This is old news, in blog time, but Gruber’s response to Jalkut’s comment on the Leopard delay misses a couple points.
That’s right in the middle of the most productive stretch in Mac OS X history – 10.0.0 was released in March 2001, 10.1.0 was released in September, and 10.2.0 was released less than a year after that in August 2002.
It only looks productive if you’re going by the numbering scheme. The features introduced in the increments from 10.0->10.1->10.2 were nowhere near as large as what was introduced in 10.3 and 10.4.
10.0 was unusable. That’s why 10.1 was given away for free six months after 10.0 was released. 10.2 came soon after because 10.1 still wasn’t very good.
If the release version numbers weren’t determined by marketing, 10.1 should have been 10.0.1 and 10.2 should have been 10.1.
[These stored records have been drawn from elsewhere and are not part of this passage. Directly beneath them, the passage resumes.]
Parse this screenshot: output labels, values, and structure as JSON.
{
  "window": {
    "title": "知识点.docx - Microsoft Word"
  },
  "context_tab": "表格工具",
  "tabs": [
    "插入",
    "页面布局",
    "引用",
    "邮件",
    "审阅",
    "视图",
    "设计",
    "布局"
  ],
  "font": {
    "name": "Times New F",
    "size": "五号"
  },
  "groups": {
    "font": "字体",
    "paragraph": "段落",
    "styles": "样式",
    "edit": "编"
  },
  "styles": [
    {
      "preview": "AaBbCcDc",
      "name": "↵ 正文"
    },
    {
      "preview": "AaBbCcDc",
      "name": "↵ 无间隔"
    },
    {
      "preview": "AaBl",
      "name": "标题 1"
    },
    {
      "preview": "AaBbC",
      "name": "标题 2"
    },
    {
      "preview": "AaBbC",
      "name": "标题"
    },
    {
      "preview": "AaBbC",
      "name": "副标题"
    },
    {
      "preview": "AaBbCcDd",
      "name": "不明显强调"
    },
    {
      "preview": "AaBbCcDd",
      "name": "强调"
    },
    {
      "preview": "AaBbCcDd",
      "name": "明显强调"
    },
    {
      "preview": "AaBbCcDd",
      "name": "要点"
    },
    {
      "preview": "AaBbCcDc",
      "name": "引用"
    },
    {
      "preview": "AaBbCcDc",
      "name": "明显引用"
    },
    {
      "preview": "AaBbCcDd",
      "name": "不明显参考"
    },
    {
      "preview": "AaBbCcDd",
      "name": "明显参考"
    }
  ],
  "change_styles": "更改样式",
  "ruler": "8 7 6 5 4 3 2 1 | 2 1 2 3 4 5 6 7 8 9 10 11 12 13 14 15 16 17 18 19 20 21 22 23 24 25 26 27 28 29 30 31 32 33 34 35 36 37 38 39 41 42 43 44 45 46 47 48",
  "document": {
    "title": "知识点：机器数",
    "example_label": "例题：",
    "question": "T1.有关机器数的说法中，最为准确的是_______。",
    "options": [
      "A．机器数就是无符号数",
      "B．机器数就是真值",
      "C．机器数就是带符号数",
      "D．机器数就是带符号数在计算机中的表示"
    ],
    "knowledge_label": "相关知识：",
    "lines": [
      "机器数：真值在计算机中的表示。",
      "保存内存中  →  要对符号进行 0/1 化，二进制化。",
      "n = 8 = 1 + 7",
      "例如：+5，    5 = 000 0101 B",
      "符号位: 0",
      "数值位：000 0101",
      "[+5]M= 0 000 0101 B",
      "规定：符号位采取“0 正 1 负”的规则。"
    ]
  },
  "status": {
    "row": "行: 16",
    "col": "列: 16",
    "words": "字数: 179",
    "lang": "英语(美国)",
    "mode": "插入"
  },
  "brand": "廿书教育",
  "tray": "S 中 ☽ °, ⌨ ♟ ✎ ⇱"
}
As far as I can tell, 10.4 was the first release of OS X where it felt slower.